EXERCISE REQUIREMENTS: Whenever the string "Reset" turns up in a line below, that line should be copied.

DATA SECTION:
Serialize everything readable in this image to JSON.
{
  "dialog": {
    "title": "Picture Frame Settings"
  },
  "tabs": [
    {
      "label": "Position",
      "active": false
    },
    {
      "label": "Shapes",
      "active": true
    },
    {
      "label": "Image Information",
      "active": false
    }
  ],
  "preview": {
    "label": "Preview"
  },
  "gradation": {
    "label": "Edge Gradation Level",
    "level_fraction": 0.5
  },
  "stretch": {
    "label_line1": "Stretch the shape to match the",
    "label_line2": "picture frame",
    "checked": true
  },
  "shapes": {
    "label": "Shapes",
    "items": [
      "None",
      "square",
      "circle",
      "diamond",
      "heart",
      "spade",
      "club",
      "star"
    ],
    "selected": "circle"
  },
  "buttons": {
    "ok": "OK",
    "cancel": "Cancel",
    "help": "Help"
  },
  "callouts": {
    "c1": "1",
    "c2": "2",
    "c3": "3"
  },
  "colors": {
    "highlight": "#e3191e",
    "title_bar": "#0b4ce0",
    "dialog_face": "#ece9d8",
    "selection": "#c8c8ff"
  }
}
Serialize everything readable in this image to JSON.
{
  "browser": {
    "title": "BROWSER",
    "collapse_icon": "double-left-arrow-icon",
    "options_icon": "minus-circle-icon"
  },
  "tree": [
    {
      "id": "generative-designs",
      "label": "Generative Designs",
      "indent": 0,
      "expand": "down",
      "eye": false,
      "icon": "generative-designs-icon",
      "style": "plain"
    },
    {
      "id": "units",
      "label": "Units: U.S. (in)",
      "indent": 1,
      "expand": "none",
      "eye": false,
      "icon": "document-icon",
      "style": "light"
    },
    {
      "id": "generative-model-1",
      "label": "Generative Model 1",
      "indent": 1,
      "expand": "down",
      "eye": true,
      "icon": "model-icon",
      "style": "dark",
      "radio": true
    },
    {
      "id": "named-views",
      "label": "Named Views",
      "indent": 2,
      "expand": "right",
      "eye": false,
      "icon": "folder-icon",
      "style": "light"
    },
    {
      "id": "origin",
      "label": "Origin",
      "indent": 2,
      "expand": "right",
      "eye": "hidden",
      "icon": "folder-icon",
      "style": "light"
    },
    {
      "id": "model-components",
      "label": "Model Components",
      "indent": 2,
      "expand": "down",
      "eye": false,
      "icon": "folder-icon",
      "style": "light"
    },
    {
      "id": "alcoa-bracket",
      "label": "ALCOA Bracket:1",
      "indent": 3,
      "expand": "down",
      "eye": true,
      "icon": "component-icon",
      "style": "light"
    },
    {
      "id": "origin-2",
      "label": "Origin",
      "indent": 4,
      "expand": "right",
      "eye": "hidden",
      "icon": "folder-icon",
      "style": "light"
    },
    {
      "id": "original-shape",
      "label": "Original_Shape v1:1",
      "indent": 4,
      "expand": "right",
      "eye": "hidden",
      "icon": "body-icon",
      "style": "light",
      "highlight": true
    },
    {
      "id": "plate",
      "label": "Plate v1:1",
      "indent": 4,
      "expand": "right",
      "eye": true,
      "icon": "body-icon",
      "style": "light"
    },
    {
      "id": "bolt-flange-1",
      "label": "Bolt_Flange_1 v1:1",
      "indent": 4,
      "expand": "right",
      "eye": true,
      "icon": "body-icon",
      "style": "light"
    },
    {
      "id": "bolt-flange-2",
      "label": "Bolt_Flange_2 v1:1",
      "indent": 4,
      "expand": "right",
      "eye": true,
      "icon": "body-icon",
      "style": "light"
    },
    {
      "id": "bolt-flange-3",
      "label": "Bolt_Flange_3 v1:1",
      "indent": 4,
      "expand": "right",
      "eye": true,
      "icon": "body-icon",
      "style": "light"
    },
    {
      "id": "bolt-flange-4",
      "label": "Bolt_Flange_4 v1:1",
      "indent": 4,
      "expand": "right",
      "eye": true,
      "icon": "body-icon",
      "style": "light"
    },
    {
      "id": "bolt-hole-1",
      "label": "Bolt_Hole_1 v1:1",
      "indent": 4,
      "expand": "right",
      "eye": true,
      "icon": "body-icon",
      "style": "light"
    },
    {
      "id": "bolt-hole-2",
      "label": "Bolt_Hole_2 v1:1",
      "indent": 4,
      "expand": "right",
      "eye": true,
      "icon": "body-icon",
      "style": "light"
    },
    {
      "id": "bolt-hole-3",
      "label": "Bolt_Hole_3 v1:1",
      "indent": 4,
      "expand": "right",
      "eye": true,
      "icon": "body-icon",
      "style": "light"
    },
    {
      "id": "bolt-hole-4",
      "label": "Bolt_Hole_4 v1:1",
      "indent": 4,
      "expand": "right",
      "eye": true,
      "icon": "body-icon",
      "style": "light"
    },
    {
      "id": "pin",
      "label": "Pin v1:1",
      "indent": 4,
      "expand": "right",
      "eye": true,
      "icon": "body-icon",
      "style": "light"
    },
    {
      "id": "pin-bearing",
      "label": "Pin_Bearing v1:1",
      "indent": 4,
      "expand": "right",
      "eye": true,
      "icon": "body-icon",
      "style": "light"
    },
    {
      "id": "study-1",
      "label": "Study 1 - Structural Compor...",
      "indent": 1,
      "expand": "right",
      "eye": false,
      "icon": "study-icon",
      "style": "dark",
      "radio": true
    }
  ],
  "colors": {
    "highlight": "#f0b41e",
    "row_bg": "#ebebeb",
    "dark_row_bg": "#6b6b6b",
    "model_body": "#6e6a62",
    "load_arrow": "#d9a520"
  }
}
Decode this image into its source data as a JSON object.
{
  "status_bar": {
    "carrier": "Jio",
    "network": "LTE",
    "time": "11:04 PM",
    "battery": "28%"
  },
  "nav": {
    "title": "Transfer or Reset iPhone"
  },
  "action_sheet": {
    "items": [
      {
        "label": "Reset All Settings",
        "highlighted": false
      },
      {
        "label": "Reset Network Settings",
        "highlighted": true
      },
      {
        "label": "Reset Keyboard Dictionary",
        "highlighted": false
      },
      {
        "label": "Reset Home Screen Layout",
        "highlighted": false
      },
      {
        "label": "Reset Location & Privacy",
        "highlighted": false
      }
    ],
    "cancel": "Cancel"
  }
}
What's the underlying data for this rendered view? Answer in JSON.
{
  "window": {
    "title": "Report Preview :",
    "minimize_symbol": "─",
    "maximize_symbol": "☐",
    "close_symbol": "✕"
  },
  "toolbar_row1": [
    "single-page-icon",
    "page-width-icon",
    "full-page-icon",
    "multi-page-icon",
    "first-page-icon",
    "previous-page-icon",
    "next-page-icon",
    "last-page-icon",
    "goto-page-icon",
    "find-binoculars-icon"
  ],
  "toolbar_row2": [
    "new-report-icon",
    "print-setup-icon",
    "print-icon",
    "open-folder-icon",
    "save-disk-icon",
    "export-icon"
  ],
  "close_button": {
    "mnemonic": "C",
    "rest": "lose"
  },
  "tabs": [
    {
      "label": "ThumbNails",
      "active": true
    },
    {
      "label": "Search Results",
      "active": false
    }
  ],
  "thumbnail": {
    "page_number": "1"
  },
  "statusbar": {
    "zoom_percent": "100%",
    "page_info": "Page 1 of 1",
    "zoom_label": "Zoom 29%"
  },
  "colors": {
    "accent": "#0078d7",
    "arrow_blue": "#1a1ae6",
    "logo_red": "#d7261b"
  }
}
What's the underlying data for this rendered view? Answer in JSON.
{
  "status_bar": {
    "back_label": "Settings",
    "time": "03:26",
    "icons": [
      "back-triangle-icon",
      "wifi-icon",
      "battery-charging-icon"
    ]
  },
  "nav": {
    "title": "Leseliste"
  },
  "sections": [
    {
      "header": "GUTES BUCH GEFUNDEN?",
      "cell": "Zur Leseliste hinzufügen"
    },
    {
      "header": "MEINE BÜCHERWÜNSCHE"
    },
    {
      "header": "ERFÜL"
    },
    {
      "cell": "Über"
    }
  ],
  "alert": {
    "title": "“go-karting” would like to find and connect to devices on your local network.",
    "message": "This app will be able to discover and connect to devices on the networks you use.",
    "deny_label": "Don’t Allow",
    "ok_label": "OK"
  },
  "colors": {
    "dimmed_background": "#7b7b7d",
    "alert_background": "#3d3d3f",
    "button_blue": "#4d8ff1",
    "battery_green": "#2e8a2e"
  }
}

RESULT OF THE TASK:
    "title": "Transfer or Reset iPhone"
        "label": "Reset All Settings",
        "label": "Reset Network Settings",
        "label": "Reset Keyboard Dictionary",
        "label": "Reset Home Screen Layout",
        "label": "Reset Location & Privacy",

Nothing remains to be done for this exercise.